The technology sector has a gender diversity problem. With traditional employee pipelines failing to produce enough STEM workers to fill open positions in a demanding workforce, gender diversity has taken center stage. In order to increase the number of available workers that companies across sectors require to work in tech, many experts point toward increasing the number of women in the field.
Nowhere is the gender diversity gap in technology more apparent than in cybersecurity. In 2015, (ISC)2 reported that for two years, the number of women globally in the cybersecurity profession remained unchanged at 10% of the workforce. A 2016 study from Women's Society of Cyberjutsu found 11% of the cybersecurity workforce are women.
Though the outlook seems grim, female leaders in the cybersecurity sector are working from within the industry to create a more diverse and inclusive work environment in both cyber and STEM.
At RSA 2017 in San Francisco, CIO Dive spoke with women leaders in cybersecurity shaping the industry through thought leadership, mentorship and a commitment to diversity. Here’s what they had to say about gender diversity in cybersecurity and across fields:
Kris Lovejoy, president of BluVector
"I think part of my reason for not [originally] getting into a technical field was my role models. I hated my math and science teachers and they were men. I couldn't talk to them, I didn't have any mentors. Whereas, I could tell you the name of every one of my English and social studies teachers that were women and I loved them …
From a hiring perspective, recognizing that, I find it when my own guys review resumes, they're looking for the unicorn. They want to see everybody has all of the various check boxes checked. I keep telling them, the best hires I've ever made are people that sometimes have more sizzle over substance on a resume. A lot of women they're going to be interviewing are going to miss a lot of those check boxes, so give them a chance."

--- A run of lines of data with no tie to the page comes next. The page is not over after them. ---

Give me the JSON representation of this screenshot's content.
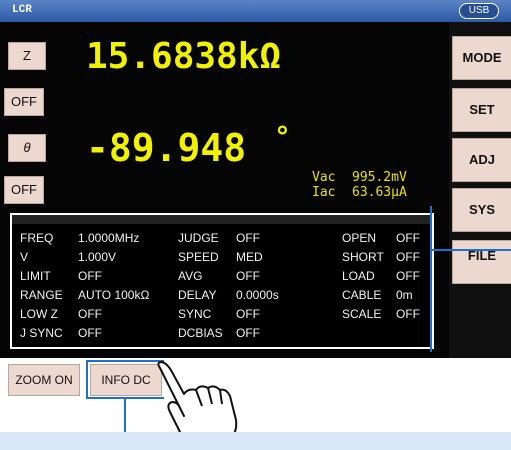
{
  "header": {
    "title": "LCR",
    "usb_label": "USB"
  },
  "left_buttons": [
    {
      "label": "Z"
    },
    {
      "label": "OFF"
    },
    {
      "label": "θ"
    },
    {
      "label": "OFF"
    }
  ],
  "measurements": {
    "primary_value": "15.6838kΩ",
    "secondary_value": "-89.948",
    "secondary_unit": "°",
    "vac_label": "Vac",
    "vac_value": "995.2mV",
    "iac_label": "Iac",
    "iac_value": "63.63µA"
  },
  "right_menu": {
    "mode": "MODE",
    "set": "SET",
    "adj": "ADJ",
    "sys": "SYS",
    "file": "FILE"
  },
  "info_panel": {
    "rows": [
      [
        "FREQ",
        "1.0000MHz",
        "JUDGE",
        "OFF",
        "OPEN",
        "OFF"
      ],
      [
        "V",
        "1.000V",
        "SPEED",
        "MED",
        "SHORT",
        "OFF"
      ],
      [
        "LIMIT",
        "OFF",
        "AVG",
        "OFF",
        "LOAD",
        "OFF"
      ],
      [
        "RANGE",
        "AUTO 100kΩ",
        "DELAY",
        "0.0000s",
        "CABLE",
        "0m"
      ],
      [
        "LOW Z",
        "OFF",
        "SYNC",
        "OFF",
        "SCALE",
        "OFF"
      ],
      [
        "J SYNC",
        "OFF",
        "DCBIAS",
        "OFF",
        "",
        ""
      ]
    ]
  },
  "bottom": {
    "zoom_label": "ZOOM ON",
    "info_label": "INFO DC"
  },
  "colors": {
    "accent": "#2c5aa6",
    "value_yellow": "#f2f200",
    "callout_blue": "#1f6fd1"
  }
}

Angela Messer, executive vice president at Booz Allen Hamilton
"When you look at it operationally, when you really are solving a company or agency cyber problem, it's not a one person deal. It's a team. Women actually contribute significantly to teams, they help build teams, and there's some softer skill sets there that they're actually better at. By the way, you need those soft skill sets in a cyber team …

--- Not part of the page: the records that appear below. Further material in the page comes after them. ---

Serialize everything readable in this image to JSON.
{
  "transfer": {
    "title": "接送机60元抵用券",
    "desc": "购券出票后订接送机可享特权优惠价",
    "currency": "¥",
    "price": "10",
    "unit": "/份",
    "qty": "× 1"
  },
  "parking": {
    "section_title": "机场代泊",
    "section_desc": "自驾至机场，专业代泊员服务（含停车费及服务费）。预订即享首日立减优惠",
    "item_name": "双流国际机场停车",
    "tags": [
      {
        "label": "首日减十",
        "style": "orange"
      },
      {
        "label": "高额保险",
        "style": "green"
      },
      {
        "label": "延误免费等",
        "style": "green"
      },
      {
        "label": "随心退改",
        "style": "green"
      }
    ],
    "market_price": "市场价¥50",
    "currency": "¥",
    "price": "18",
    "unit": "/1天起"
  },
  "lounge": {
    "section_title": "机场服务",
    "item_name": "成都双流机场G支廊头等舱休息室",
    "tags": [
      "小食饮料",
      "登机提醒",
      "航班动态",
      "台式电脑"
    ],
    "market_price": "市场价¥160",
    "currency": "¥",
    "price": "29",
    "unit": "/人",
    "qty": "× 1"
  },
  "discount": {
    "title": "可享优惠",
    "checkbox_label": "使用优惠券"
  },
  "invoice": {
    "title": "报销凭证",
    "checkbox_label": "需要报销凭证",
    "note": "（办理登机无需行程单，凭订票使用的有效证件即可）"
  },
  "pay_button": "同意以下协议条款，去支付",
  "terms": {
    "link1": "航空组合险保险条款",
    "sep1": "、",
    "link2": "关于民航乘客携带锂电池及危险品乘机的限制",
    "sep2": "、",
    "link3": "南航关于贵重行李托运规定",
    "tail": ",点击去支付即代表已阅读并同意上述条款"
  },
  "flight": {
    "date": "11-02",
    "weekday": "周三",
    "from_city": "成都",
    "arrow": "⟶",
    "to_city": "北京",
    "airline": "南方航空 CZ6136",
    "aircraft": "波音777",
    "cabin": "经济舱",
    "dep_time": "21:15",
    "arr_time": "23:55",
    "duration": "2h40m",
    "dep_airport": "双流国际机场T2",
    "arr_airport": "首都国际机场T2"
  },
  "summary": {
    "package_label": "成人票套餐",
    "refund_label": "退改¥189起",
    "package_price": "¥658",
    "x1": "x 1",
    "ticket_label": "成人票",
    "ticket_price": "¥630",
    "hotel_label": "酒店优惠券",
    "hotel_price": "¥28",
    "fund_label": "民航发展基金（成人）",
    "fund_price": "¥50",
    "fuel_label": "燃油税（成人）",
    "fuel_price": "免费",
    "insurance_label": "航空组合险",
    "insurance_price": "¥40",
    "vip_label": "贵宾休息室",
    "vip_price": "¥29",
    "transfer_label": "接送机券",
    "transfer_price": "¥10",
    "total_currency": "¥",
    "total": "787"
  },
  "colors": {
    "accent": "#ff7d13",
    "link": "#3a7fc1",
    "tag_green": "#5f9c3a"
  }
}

Cyber is only successful if those that are trying to defend and operate are curious themselves, work well with others and use the whole team."
Jennifer S. Steffens, chief executive officer at IOActive
"I think having more women in security and having more diversity across every aspect is important. I would say that we're fighting an ever-changing adversary that doesn't care about gender or race or upbringing or anything else, and so we shouldn't either. Bringing together more perspectives, more brains are going to try to solve things in different ways is critical ...
It's good seeing women get more involved. I think it's important that the women who are in the industry try to be role models and make the industry a more welcoming place for the younger generation. As an industry, we should really be focusing a lot on the kids too, especially coming from a company where it's really really hardcore technical skill set. I'm excited about the groups, projects and toys that are coming out trying to get little girls and boys interested in coding and hacking at a young age, and not kind of shepherding them into a different avenue, so to speak."
Edna Conway, chief security officer, global value chain, at Cisco
“The ticket to success, for example, is if you have a supplier scorecard, you're already measuring quality, lead time, cost, innovation. Security should be on that scorecard. Not a separate security methodology. So it gives us an opportunity to really move security into the future. It also gives us an opportunity to bring in new talent with new vectors of thought into the security family rather than the traditional, 'here's what you need to understand.' It doesn't mean you don't need to understand IT. Of course you do. But bringing in that perspective will make us all the more stronger.
It also opens up the aperture to get more women in, because a lot of the places where you see a smaller number of women are in the traditional engineering, science, computer science arenas. When you start thinking about who can add value ... Thinking about that in that unique way gives us not only an opportunity to make security better, but also open our minds and keep our eyes open to bring others into the fold who would add diversity to the portfolio, both from gender, from background and from unique educational background."
Elizabeth Lawler, CEO and co-founder at Conjur
"It's important for us to get out. For me, public speaking was never something that I loved doing, but I do it now and I do it precisely for that reason, which is to get out and show a different kind of face. In the industry, as a woman who's building a business, as a woman who's a technical founder, it's important for people to see that and for young women to see that …
I can see it sort of shifting in the younger generation that there isn't this aversion to stepping up and saying, I'm interested in science, I'm interested in math, I want to do something in tech. It's our job to keep pushing that … It will get better but I think it's going to take an aging out."